By: Julia Reinitz
The first half of Obama's term saw the passage of the Waxman-Markey Cap and Trade Bill in the House. Obama nearly quadrupled clean energy production on public land - and yet, portions of his State of the Union Address on January 24th advocated heavily for that environmental demon, fossil fuel.
Under the ambiguous umbrella of an "all-of-the-above strategy," the President touted domestic oil production’s 16-year high, an alleged hundred year supply of natural gas, and plans to open 75 percent of our potential offshore oil and gas resources. While the address also included remarks about the importance of passing clean energy tax credit, the number of concrete proposals expanding clean energy was tiny compared to the number of concrete fossil fuel based proposals.
Why is this the case? Why such rhetoric from a President we all thought would be such a friend to the environment? There are a couple of reasons.

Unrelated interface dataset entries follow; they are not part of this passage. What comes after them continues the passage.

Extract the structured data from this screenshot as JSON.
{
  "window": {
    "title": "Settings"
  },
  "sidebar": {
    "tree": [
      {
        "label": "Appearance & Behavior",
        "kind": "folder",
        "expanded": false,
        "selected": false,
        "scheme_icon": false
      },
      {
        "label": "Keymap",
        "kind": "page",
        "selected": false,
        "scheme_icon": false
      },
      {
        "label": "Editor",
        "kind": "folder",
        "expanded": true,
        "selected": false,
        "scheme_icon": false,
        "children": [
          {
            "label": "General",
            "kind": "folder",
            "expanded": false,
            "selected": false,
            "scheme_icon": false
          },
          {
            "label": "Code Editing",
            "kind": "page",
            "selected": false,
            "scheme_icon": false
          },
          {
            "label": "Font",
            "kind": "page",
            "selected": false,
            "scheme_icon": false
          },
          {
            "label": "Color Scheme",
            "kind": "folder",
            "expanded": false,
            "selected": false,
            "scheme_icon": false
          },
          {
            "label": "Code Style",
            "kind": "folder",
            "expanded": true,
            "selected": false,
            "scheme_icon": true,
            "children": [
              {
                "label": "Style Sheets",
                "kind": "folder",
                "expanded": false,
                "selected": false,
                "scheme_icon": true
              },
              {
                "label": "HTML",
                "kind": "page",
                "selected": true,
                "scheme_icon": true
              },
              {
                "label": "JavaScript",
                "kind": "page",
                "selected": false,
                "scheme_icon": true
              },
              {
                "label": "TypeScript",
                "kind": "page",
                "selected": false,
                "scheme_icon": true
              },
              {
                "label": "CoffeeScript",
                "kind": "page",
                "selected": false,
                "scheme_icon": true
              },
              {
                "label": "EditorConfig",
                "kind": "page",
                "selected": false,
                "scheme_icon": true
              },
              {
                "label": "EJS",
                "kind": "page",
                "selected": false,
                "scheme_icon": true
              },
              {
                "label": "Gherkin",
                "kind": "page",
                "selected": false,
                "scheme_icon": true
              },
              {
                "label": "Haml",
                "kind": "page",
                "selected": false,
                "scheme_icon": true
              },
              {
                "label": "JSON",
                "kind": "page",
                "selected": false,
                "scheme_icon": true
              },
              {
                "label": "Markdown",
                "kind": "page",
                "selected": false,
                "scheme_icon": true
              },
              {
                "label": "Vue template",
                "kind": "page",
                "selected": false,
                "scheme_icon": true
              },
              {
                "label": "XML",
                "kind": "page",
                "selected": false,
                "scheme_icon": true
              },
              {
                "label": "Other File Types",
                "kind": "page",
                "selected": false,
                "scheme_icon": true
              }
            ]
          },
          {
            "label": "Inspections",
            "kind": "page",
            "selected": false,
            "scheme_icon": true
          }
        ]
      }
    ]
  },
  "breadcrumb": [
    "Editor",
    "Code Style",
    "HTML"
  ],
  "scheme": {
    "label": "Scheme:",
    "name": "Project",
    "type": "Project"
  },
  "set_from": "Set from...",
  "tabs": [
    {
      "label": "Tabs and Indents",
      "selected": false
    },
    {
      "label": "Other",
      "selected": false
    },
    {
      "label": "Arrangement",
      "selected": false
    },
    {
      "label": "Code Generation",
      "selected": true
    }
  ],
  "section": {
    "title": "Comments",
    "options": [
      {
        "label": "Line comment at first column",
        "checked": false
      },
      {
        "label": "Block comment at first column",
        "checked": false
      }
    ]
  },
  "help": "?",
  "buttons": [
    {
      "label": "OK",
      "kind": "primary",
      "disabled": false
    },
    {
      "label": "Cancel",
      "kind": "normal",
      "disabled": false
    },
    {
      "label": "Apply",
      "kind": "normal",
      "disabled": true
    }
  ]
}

The most obvious reason is an election-year appeal to swing voters. These voters do not care how we lower demand for foreign oil, as long as we do so, and these voters believe in the mantra of Sarah Palin, “drill baby drill." This constituency is not, however so conservative that they simply would not vote for Obama are courted big time with terms like “all-of-the-above strategy." A 2011 Rasmussen poll found that approximately 50% of Americans would support drilling in the Arctic National Wildlife Reserve (ANWR). ANWR famously sits on lots of oil, but is also a crucial area of habitat preservation in Alaska. The Obama Administration could woo these voters by expanding oil and natural gas production. In a similar vein, plenty of people are unhappy with the likely presidential veto awaiting that Keystone Pipeline deal. Promising other development of fossil fuels would pacify the people unhappy with the Keystone decision.
Another likely reason relates to the Solyndra scandal plaguing the Obama White House. Solyndra, a company that made silicone-free solar panels, received $528 million in federal stimulus money, and declared bankruptcy in August 2011. American citizens were nonplussed and upset with the waste of government funds. Critics of the Obama Administration cited the incident as proof-positive that the federal government should not subsidize private clean energy efforts. As more information about the scandal surfaced, the situation only appeared bleaker for President Obama. The findings of a House panel indicated that an improper loan restructuring performed by the Department of Energy paid private investors before payment to the government in case of a default. Furthermore, an audit of all of the loan guarantees of the Department of Energy, such as subsidies to clean energy firms, is concluding this week. The breadth and depth of said audit demonstrates the extent of distrust in the Obama administration policies on renewable energy.
It is not easy for any administration to set energy policy. Political controversies emerge from the delicate balance amongst environmental concerns, energy needs, and economic interests. A good example is the recent concern over “fracking”, or hydraulic fracturing for fossil fuel extraction. Fracking illustrated the extent to which sweeping laws like the Clean Air and Clean Water Acts still leave huge amounts of room for interpretation. The issue isn’t helped, either, by the fact that high-level federal courts rarely make rulings on environmental issues.
If you are the president of these United States, you have to take all of these interests and issues into consideration when directing the EPA and making proposals to Congress. I understand why Obama took the State of the Union in the direction he did. I do not think, however, there is a good reason to back away from protecting ecosystems and natural resources, especially fear of conservative criticism and the media. Stop arguing over Keystone, and stop trying to place blame for Solyndra, and give us the clean jobs we were promised.
Julia Reinitz is a first year in the College.